Equipment Design , Respiration, Artificial/instrumentation , Animals , COVID-19/pathology , COVID-19/prevention & control , COVID-19/virology , Female , Male , Respiratory Rate , SARS-CoV-2/isolation & purification , Swine , Tidal Volume
Front Robot AI ; 8: 611866, 2021.
Article in English | MEDLINE | ID: covidwho-1236782

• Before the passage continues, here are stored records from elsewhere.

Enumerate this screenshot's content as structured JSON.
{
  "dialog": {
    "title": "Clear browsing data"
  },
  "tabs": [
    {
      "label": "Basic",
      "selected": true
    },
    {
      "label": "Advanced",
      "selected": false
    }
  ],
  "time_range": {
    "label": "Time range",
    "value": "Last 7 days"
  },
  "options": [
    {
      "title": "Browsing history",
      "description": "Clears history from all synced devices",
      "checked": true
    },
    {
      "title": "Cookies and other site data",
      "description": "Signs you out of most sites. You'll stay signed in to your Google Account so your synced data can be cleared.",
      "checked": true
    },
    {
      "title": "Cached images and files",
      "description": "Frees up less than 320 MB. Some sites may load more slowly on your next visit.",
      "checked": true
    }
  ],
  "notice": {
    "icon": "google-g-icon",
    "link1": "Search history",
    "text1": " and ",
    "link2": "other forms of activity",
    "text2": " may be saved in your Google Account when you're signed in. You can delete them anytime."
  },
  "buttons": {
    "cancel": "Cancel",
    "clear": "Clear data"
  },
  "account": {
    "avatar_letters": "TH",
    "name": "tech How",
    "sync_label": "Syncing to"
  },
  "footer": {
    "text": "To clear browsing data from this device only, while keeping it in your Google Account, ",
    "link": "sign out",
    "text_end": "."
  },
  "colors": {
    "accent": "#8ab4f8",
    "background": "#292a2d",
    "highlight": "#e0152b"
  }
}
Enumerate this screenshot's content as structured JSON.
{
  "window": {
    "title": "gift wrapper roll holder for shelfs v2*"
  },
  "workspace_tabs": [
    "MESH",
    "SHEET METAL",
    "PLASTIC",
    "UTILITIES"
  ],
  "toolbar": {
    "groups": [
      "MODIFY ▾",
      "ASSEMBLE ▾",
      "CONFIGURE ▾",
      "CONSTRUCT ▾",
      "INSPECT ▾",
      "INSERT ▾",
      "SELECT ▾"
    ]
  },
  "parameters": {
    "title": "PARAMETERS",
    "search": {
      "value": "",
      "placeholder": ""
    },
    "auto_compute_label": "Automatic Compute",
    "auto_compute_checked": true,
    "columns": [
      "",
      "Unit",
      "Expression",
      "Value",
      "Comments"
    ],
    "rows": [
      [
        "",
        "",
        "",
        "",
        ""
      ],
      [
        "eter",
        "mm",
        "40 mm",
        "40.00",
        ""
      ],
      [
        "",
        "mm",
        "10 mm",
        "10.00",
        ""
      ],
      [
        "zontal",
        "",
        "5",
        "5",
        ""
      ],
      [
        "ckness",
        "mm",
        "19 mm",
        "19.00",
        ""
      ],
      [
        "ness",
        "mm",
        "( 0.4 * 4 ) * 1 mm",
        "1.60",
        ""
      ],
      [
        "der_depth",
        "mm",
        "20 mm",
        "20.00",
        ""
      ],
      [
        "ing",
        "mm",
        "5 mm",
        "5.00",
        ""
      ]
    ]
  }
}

In this paper, we design and develop a novel robotic bronchoscope for sampling of the distal lung in mechanically-ventilated (MV) patients in critical care units. Despite the high cost and attributable morbidity and mortality of MV patients with pneumonia which approaches 40%, sampling of the distal lung in MV patients suffering from range of lung diseases such as Covid-19 is not standardised, lacks reproducibility and requires expert operators. We propose a robotic bronchoscope that enables repeatable sampling and guidance to distal lung pathologies by overcoming significant challenges that are encountered whilst performing bronchoscopy in MV patients, namely, limited dexterity, large size of the bronchoscope obstructing ventilation, and poor anatomical registration. We have developed a robotic bronchoscope with 7 Degrees of Freedom (DoFs), an outer diameter of 4.5 mm and inner working channel of 2 mm. The prototype is a push/pull actuated continuum robot capable of dexterous manipulation inside the lung and visualisation/sampling of the distal airways. A prototype of the robot is engineered and a mechanics-based model of the robotic bronchoscope is developed. Furthermore, we develop a novel numerical solver that improves the computational efficiency of the model and facilitates the deployment of the robot. Experiments are performed to verify the design and evaluate accuracy and computational cost of the model. Results demonstrate that the model can predict the shape of the robot in <0.011s with a mean error of 1.76 cm, enabling the future deployment of a robotic bronchoscope in MV patients.